Putting more focus on digital in general and mobile in particular is exactly what Borrell Associates recommends. Their latest report projects mobile audio ad spending will reach $667 million by 2016 — up from $161 million in 2011, with the bulk of that spending coming from local advertisers. Borrell thinks that radio has been missing the boat when it comes to using their local market knowledge and sales forces to capitalize on digital and mobile ad sales opportunities.
While broadcasters gathered in DC last week, digital folks were in NYC at the Interactive Advertising Bureau‘s annual MIXX Conference, part of Ad Week in that city. (It’s a shame that the two events are at the same time.) During their event, the IAB released its “Digital Audio Advertising Overview” Platform Status Report, a first ever effort by that organization to define the digital audio space and make it easier for digital advertisers to understand it.
The document “defines the digital audio category and provides a snapshot of the marketplace audience size and demographics as well as outlining the players in the market, the vehicles currently used to deliver content and advertising formats, and some of the most important metrics for measuring success.” It’s a white paper that provides a nice overview of Internet radio in terms of audience and measurement, ad opportunities and standards. While the report calls itself an overview of the digital audio space, in fact it concentrates solely on Internet radio – I saw no references to podcasting, on demand streaming, HD, or any other types of what I consider to be audio of the digital variety.
The paper provides research from Nielsen, Bridge Ratings, AndoMedia as well as Edison Research/Arbitron’s comprehensive annual Infinite Dial Study to define the market size, provide listening data and identify the ad units typically available. It also lists major advertisers such as Chevrolet, Ford, McDonalds, Dunkin Donuts, American Express and Home Depot (the list is longer), and includes a case study of OnStar on the Katz Online Network as well as Pandora.
With this white paper the IAB, the main ad association for the digital market, is finally acknowledging digital audio as a digital ad option for advertisers, so it’s a great thing.
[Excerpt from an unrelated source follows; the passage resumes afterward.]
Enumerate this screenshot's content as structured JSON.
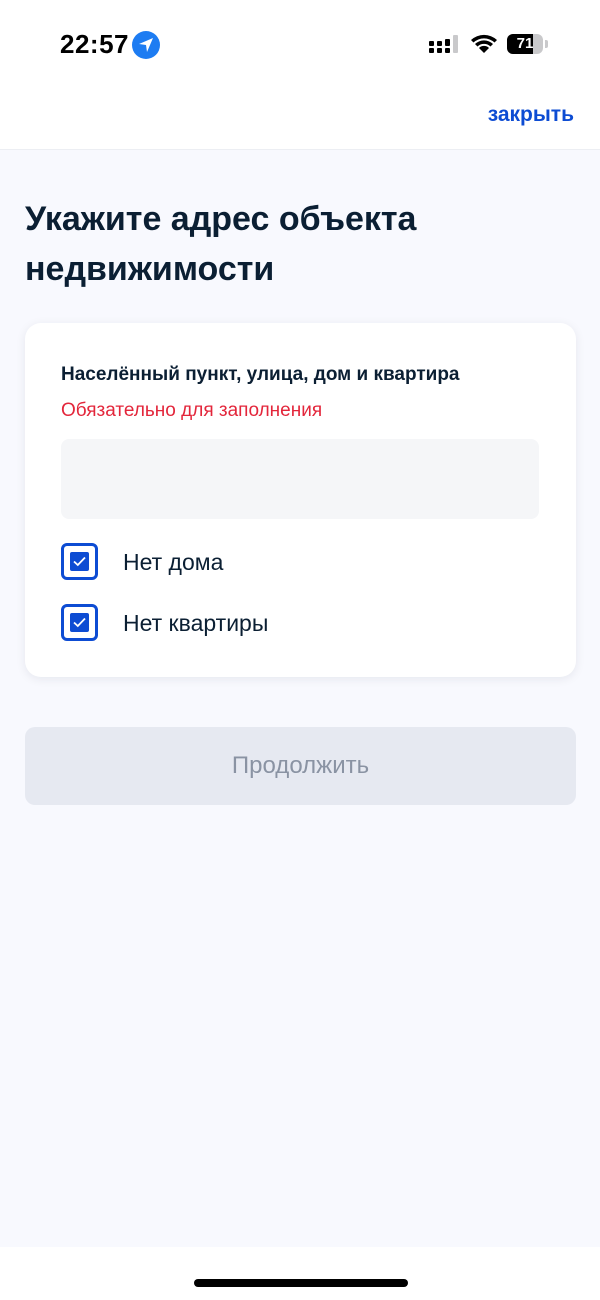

With all due respect to those involved, it’s long overdue. While there is little that’s new in the report, it’s all pulled together very succinctly into a credible presentation that sellers can use to educate advertisers. It should be particularly useful with digital ad agencies who have been slow to spend on Internet radio. Having the IAB stamp of approval means a lot.
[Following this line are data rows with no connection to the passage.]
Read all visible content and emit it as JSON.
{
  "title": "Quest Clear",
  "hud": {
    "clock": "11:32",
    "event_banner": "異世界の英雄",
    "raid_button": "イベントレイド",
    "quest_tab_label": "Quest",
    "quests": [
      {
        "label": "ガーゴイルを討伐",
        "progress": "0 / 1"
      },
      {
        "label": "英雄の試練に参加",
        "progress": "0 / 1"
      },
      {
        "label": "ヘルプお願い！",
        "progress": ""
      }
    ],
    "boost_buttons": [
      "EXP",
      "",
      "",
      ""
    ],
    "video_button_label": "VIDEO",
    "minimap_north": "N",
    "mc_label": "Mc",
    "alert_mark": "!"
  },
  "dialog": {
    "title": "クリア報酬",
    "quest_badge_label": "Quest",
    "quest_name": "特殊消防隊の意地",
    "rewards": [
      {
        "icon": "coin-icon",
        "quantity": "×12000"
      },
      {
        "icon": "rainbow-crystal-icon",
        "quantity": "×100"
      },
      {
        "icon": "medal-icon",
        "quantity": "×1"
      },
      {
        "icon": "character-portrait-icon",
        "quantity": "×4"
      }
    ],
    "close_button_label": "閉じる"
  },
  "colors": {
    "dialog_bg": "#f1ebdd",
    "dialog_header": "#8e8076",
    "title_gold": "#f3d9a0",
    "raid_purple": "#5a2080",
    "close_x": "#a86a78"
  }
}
Congrats to Brian Benedik of Katz360 and Andy Lipset of TargetSpot, co-chairs of the IAB’s digital audio committee, and the companies that are on the committee: AndoMedia, Google, Clear Channel Radio, Comcast, comScore, Cox Cross Media, ESPN, Pandora Media, and others. Hats off for a job well done.
You can download the report here.